Start of Block

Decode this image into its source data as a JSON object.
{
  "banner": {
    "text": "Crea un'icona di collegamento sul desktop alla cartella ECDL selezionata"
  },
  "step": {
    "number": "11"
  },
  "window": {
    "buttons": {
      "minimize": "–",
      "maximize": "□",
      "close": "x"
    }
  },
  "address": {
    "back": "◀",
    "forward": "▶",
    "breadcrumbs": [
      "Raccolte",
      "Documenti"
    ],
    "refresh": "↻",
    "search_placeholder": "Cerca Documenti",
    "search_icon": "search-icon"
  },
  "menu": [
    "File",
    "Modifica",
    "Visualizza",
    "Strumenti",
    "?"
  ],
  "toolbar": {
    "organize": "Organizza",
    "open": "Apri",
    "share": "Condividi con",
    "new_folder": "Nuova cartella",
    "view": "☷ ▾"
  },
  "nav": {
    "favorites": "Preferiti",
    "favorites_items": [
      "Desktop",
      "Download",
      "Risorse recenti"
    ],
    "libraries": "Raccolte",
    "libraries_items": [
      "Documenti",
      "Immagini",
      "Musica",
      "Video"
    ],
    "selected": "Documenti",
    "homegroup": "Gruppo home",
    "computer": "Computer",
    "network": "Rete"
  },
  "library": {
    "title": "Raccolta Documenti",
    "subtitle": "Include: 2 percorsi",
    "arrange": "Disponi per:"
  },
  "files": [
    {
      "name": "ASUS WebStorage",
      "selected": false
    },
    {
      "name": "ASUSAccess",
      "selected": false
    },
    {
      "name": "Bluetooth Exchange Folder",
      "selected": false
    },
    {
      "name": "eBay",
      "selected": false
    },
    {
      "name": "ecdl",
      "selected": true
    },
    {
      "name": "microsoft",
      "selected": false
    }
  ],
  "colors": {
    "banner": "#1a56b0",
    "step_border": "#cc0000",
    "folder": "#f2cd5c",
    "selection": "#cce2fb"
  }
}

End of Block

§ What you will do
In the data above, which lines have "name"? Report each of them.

§ Answer section
      "name": "ASUS WebStorage",
      "name": "ASUSAccess",
      "name": "Bluetooth Exchange Folder",
      "name": "eBay",
      "name": "ecdl",
      "name": "microsoft",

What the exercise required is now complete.